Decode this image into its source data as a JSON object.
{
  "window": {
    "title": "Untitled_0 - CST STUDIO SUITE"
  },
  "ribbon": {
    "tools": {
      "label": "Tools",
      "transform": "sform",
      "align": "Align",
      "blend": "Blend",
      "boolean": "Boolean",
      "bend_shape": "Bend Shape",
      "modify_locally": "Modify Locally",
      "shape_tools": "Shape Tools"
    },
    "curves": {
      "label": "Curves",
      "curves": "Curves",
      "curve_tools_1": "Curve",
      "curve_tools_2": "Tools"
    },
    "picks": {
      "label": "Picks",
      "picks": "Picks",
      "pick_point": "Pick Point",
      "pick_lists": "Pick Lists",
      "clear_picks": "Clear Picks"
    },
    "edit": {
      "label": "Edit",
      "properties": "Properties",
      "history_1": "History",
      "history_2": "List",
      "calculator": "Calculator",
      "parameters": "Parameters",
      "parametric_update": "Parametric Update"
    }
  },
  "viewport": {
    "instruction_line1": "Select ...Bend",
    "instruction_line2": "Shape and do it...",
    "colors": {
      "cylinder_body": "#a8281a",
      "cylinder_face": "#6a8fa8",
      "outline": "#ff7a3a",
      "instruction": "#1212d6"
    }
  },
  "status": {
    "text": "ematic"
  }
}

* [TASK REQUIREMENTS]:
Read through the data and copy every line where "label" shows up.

* [SOLVED PROBLEM]:
      "label": "Tools",
      "label": "Curves",
      "label": "Picks",
      "label": "Edit",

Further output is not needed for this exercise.